It is very sad that Levy didn't live to see this stage production of 'Small Island', she would have been proud of what to me when watching it in the cinema was something quite special. Was both interested and worried as to how the book would translate to stage, condensing it would not have been easy, a challenge actually, but it is done so here while staying true to the spirit of the book and not trivialising the themes or characters. There have been wholly successful stage productions based on books in the National Theatre Live series, examples being 'War Horse', 'The Curious Incident of the Dog in the Night Time', 'Les Liaisons Dangereuses', 'Jane Eyre' and 'Frankenstein'. 'Small Island' is as wonderful as them. Am a relatively regular cinema goer and get a lot of pleasure out of watching the National Theatre Live series, but watching 'Small Island' was my most emotional cinematic experience since the National Theatre Live transmission of 'All My Sons' a couple of months back.
'Small Island' may look somewhat simple in set and costume design but never unattractively so, also not inappropriately so. They have atmosphere and are neither drab or gaudy.

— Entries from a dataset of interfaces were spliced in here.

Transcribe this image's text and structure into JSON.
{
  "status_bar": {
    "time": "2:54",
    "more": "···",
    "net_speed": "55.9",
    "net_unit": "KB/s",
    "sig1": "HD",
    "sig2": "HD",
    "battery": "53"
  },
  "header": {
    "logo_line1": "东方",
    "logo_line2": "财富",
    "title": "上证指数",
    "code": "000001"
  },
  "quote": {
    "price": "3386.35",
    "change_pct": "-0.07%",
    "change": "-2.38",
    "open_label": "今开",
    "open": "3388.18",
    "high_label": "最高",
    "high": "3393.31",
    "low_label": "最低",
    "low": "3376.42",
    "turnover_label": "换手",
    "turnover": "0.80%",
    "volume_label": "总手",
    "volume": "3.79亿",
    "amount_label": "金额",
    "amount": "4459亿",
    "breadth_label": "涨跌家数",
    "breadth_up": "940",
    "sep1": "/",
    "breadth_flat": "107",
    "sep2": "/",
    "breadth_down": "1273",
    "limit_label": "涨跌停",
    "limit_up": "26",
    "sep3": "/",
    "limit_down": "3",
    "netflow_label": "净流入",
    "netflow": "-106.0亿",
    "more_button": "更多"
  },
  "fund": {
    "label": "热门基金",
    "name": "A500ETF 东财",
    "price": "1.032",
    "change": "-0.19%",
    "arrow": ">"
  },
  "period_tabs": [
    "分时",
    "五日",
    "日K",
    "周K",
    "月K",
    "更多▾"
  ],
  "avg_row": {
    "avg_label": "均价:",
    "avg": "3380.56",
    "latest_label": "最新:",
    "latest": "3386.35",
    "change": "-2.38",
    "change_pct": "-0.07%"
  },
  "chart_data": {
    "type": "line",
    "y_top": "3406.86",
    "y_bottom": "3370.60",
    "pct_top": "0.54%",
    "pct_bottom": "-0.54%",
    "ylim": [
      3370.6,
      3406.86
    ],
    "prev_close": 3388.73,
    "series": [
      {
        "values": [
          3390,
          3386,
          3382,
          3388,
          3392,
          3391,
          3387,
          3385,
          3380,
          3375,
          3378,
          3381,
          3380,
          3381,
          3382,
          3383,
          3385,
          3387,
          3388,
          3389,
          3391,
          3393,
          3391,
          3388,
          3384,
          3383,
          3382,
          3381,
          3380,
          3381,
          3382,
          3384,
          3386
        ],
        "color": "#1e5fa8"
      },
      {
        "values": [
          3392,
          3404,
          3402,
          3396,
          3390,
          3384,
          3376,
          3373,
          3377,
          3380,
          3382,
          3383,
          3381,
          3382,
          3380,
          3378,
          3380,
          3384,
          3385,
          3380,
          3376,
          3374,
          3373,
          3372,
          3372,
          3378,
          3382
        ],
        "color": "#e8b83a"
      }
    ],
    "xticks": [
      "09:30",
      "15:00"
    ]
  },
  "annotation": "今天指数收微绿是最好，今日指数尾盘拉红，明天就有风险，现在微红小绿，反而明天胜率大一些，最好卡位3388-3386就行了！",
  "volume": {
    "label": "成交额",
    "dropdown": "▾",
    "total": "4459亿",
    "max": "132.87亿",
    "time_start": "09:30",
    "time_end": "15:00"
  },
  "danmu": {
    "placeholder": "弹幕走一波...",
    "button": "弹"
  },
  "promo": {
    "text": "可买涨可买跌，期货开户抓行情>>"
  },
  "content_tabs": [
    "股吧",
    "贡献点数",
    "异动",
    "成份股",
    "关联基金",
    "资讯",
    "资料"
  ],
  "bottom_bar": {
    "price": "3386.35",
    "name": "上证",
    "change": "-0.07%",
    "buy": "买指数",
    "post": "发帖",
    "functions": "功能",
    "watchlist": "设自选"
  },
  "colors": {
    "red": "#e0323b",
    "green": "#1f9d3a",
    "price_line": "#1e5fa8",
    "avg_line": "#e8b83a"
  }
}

They are made even more interesting by lighting that matches the drama and gives a sense of time and place. Similarly by photography that has intimacy while also being expansive enough too, it often doesn't feel like a filmed play and more worthy of a film. Plus those projections, which are not only eye catching but are also used beautifully, was worried as to whether they would distract and serve little purpose but actually they added a lot.
The writing maintains the thought-provoking, tense, poignant and at times funny spirit of the book's writing, doing so without being rambling or over-literal and also having the necessary depth. The length of the play is a long one with a lengthy first act, but for me it never felt dull (do know people that felt the first act occasionally dragged, but that wasn't the case with me). Despite this long length, considering the sprawling book structure and the meaty storytelling and characterisation, actually worried in fact that the play's length was too short but pleasantly found that the condensation was successful. Didn't feel choppiness or confusion that can be found when source material is condensed and there is not a sense thank goodness of it being a book that should have been left alone instead. Having felt that with a few films seen recently, so felt relieved that it wasn't the case here.
From the very beginning to the last second, the stage direction never felt cluttered or static, making great use of the space meaning that the cast were not swamped and that the stage didn't look too busy at the same time. It also came over as very nuanced with great attention to detail in expressions, reactions and body language. The subject and themes are very heavy and sensitive, needing enough tact to make them resonate. Luckily the production deals the story sympathetically and candidly, didn't feel preached at at all and the story does resonate and feels as relevant today as it did back then with any gratuitous touches.
Characters all came over as very real instead of being one-dimensional or worse caricatures, not as meaty perhaps as in the source material but hardly watered-down either. All made possible by being superbly played from the biggest role to the smallest, the leads being on electric form.
Overall, a wonderful production. 10/10
- Jul 4, 2019